The priest finished his benediction, crossed himself and kissed the crucifix around his neck. Mrs. Murray stood on shaking legs, supported on one side by her husband, the other by her youngest son, and picked up a clod of mud and sprinkled it over the closed coffin; the sound it made as it hit the oak lid was a disgusting squish. Mrs. Murray let out a loud sob and turned to bury her face in Mr. Murray’s chest, and was led away to her car. The processional went on for the better part of an hour as the deads’ family passed by first, then schoolmates, teachers, the principal, and finally the local law enforcement that had been the first on the scene. By the time they had all gone, the light rain that had begun to fall halfway through the funeral had turned into a deluge, running in little rivers into the hole in the ground Jackson Maxwell Murray would be lowered into.
Only Gerrick and his friend stayed to watch the wench lower the coffin into that black hole dug deep into the earth, watch as the tractor came and shoved the mound of remaining mud into the hole, and watch as the cemetery workers came to smooth out the grave; there was too much mud right now to lay the soft green sod that would soon blanket it.

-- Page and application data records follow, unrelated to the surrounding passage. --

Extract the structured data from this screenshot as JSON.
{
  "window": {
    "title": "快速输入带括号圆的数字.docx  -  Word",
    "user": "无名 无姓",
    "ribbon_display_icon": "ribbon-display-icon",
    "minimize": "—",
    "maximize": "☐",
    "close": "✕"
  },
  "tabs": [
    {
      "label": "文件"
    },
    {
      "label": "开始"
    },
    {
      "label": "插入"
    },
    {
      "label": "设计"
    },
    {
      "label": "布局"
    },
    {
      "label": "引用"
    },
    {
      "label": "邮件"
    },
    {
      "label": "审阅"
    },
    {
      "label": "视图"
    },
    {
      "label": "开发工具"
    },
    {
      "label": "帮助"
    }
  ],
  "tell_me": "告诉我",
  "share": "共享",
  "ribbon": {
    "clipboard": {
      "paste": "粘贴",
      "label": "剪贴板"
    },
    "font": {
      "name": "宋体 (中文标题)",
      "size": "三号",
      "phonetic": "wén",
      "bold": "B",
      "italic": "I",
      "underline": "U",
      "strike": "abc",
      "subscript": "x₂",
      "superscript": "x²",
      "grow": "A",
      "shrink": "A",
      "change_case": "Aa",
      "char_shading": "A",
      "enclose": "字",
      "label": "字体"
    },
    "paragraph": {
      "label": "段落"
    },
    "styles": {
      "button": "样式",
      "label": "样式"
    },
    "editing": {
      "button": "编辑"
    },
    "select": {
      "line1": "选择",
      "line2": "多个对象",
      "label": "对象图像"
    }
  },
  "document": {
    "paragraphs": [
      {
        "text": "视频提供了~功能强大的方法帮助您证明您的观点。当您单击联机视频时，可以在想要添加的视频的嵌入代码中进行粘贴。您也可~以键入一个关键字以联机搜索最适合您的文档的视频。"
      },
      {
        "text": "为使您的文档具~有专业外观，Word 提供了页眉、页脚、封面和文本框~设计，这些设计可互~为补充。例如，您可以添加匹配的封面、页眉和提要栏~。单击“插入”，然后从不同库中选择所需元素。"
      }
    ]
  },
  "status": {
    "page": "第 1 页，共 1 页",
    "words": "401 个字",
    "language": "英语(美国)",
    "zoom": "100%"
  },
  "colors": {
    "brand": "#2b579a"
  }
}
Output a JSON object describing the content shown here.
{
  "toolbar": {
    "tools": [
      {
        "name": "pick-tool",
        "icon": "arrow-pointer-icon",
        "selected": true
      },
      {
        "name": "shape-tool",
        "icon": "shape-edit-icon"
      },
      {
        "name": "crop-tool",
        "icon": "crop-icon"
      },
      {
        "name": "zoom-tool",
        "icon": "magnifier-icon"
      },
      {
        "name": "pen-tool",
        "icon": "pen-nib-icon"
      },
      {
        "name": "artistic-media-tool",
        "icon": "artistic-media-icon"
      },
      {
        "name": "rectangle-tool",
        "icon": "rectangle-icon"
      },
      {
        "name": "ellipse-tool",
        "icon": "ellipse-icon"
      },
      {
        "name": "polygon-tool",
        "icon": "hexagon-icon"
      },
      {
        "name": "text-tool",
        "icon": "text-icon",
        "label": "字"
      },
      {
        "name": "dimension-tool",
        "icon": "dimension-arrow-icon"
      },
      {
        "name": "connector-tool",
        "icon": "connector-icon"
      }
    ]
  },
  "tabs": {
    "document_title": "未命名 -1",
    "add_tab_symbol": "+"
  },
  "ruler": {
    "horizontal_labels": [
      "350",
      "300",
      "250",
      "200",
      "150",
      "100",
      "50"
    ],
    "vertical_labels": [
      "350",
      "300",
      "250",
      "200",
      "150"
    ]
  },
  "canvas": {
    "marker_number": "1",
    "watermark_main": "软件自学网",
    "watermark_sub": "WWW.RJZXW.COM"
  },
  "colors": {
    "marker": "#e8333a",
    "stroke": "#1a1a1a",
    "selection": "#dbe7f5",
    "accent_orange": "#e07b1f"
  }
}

“We’ll find out who did this,” Gerrick said; the first thing he’d said in two days.
“You don’t believe Harvey did it?” his friend, Lindsey, asked, turning wide disbelieving eyes on him.
Gerrick shook his head. “I wasn’t there, but no one living saw who pulled the trigger, and I know Harvey. He’s quiet and sometimes downright strange, but he wouldn’t do this. You remember that paper he wrote last year about gun laws? He was all for making it illegal for private ownership.”
Lindsey looked at him for a moment, silent as her eyes raked over his face, taking in his expression. “I… I didn’t see who fired the gun, but everything points at Harvey. They were his fingerprints on the gun.”
Gerrick shook his head. “I don’t care. He didn’t do it.”
Lindsey sighed, and tightened her fingers around his. “All right.”
“’All right’?” Gerrick asked, raising an eyebrow at her. “I thought you’d fight me tooth and nail on this one.”
“You’re my friend, Gerrick, and I love you for that,” his best friend said, the smile she offered him watery. “And I know that when you think something isn’t right, it probably isn’t. So let’s find out who’s responsible.”
Gerrick looked away from her, back to the grave, allowing his eyes to roam over the cemetery to the four other fresh gravesites he could see from where he was standing, and nodded once. “I love you, too, you know.”
Lindsey smiled, her expression a bit less forced this time. “I know.”
OOC: If anyone would like to join as Gerrick’s friend, let me know, and I can change what’s said so I’m not godmoding if you’d like, and put in a name. If not, let me know, and I’ll change her name and make her NPC.
And as a very quick character reference, Gerrick Daerson is 17 and in his last year of high school. He's blonde, tall-ish at 5'10, and has mud brown eyes. More will be revealed about his character later on.